Word for word, copy out the data below, omitting pictures.

+ + + + +

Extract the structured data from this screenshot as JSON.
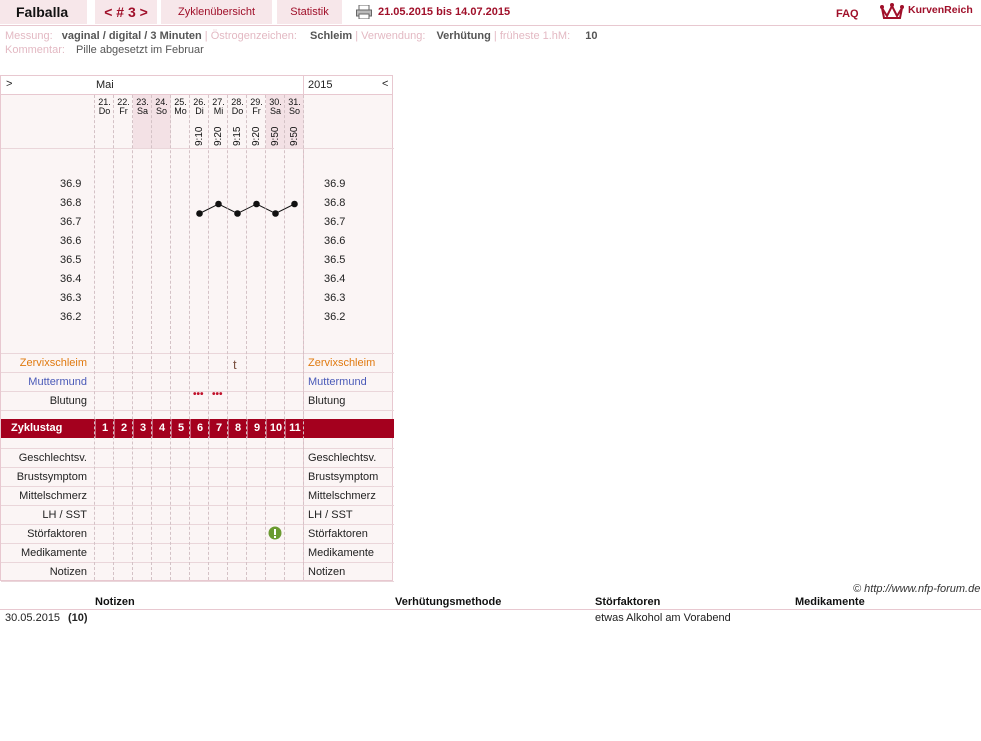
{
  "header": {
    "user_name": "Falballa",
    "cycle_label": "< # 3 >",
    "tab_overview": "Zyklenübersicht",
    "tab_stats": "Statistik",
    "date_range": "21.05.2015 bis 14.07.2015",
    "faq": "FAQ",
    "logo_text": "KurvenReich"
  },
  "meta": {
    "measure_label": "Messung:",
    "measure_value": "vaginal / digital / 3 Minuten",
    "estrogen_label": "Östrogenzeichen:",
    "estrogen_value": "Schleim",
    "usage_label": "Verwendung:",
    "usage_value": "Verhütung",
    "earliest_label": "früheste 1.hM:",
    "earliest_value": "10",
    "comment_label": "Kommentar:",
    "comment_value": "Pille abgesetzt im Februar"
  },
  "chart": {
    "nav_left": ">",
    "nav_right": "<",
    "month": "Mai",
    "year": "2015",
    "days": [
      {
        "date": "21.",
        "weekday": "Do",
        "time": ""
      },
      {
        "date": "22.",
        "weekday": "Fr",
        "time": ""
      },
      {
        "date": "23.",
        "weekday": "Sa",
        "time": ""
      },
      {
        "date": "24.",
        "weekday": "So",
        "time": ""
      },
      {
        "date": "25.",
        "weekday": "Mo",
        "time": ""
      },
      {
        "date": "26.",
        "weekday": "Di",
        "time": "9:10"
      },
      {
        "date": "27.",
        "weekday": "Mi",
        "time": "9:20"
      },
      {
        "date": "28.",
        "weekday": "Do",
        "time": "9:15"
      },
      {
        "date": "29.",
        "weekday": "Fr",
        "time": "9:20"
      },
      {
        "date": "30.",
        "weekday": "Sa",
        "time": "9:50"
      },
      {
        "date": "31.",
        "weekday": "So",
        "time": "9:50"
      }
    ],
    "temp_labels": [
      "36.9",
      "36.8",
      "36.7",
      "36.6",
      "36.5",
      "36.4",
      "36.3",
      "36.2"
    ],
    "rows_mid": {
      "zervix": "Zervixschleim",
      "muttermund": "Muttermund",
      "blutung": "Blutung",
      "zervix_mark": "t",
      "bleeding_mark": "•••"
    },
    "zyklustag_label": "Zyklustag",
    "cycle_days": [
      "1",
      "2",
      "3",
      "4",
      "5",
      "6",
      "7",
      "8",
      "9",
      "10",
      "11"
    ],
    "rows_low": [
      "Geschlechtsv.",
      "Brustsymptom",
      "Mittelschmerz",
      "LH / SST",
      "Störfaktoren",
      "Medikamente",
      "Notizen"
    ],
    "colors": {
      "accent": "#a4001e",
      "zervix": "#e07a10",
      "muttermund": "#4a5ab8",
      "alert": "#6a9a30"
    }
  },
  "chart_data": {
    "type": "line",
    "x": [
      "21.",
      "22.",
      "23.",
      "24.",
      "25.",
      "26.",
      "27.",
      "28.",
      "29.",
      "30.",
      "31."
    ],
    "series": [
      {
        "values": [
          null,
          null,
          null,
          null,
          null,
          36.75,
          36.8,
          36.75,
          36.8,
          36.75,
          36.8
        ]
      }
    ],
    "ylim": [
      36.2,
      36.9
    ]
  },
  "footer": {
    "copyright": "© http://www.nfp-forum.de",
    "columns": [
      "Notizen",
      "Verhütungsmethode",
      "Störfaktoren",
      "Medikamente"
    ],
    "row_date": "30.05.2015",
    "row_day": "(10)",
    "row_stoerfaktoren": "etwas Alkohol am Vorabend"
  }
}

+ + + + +

__RESPONSE__.
Extract the structured data from this screenshot as JSON.
{
  "header": {
    "user_name": "Falballa",
    "cycle_label": "< # 3 >",
    "tab_overview": "Zyklenübersicht",
    "tab_stats": "Statistik",
    "date_range": "21.05.2015 bis 14.07.2015",
    "faq": "FAQ",
    "logo_text": "KurvenReich"
  },
  "meta": {
    "measure_label": "Messung:",
    "measure_value": "vaginal / digital / 3 Minuten",
    "estrogen_label": "Östrogenzeichen:",
    "estrogen_value": "Schleim",
    "usage_label": "Verwendung:",
    "usage_value": "Verhütung",
    "earliest_label": "früheste 1.hM:",
    "earliest_value": "10",
    "comment_label": "Kommentar:",
    "comment_value": "Pille abgesetzt im Februar"
  },
  "chart": {
    "nav_left": ">",
    "nav_right": "<",
    "month": "Mai",
    "year": "2015",
    "days": [
      {
        "date": "21.",
        "weekday": "Do",
        "time": ""
      },
      {
        "date": "22.",
        "weekday": "Fr",
        "time": ""
      },
      {
        "date": "23.",
        "weekday": "Sa",
        "time": ""
      },
      {
        "date": "24.",
        "weekday": "So",
        "time": ""
      },
      {
        "date": "25.",
        "weekday": "Mo",
        "time": ""
      },
      {
        "date": "26.",
        "weekday": "Di",
        "time": "9:10"
      },
      {
        "date": "27.",
        "weekday": "Mi",
        "time": "9:20"
      },
      {
        "date": "28.",
        "weekday": "Do",
        "time": "9:15"
      },
      {
        "date": "29.",
        "weekday": "Fr",
        "time": "9:20"
      },
      {
        "date": "30.",
        "weekday": "Sa",
        "time": "9:50"
      },
      {
        "date": "31.",
        "weekday": "So",
        "time": "9:50"
      }
    ],
    "temp_labels": [
      "36.9",
      "36.8",
      "36.7",
      "36.6",
      "36.5",
      "36.4",
      "36.3",
      "36.2"
    ],
    "rows_mid": {
      "zervix": "Zervixschleim",
      "muttermund": "Muttermund",
      "blutung": "Blutung",
      "zervix_mark": "t",
      "bleeding_mark": "•••"
    },
    "zyklustag_label": "Zyklustag",
    "cycle_days": [
      "1",
      "2",
      "3",
      "4",
      "5",
      "6",
      "7",
      "8",
      "9",
      "10",
      "11"
    ],
    "rows_low": [
      "Geschlechtsv.",
      "Brustsymptom",
      "Mittelschmerz",
      "LH / SST",
      "Störfaktoren",
      "Medikamente",
      "Notizen"
    ],
    "colors": {
      "accent": "#a4001e",
      "zervix": "#e07a10",
      "muttermund": "#4a5ab8",
      "alert": "#6a9a30"
    }
  },
  "chart_data": {
    "type": "line",
    "x": [
      "21.",
      "22.",
      "23.",
      "24.",
      "25.",
      "26.",
      "27.",
      "28.",
      "29.",
      "30.",
      "31."
    ],
    "series": [
      {
        "values": [
          null,
          null,
          null,
          null,
          null,
          36.75,
          36.8,
          36.75,
          36.8,
          36.75,
          36.8
        ]
      }
    ],
    "ylim": [
      36.2,
      36.9
    ]
  },
  "footer": {
    "copyright": "© http://www.nfp-forum.de",
    "columns": [
      "Notizen",
      "Verhütungsmethode",
      "Störfaktoren",
      "Medikamente"
    ],
    "row_date": "30.05.2015",
    "row_day": "(10)",
    "row_stoerfaktoren": "etwas Alkohol am Vorabend"
  }
}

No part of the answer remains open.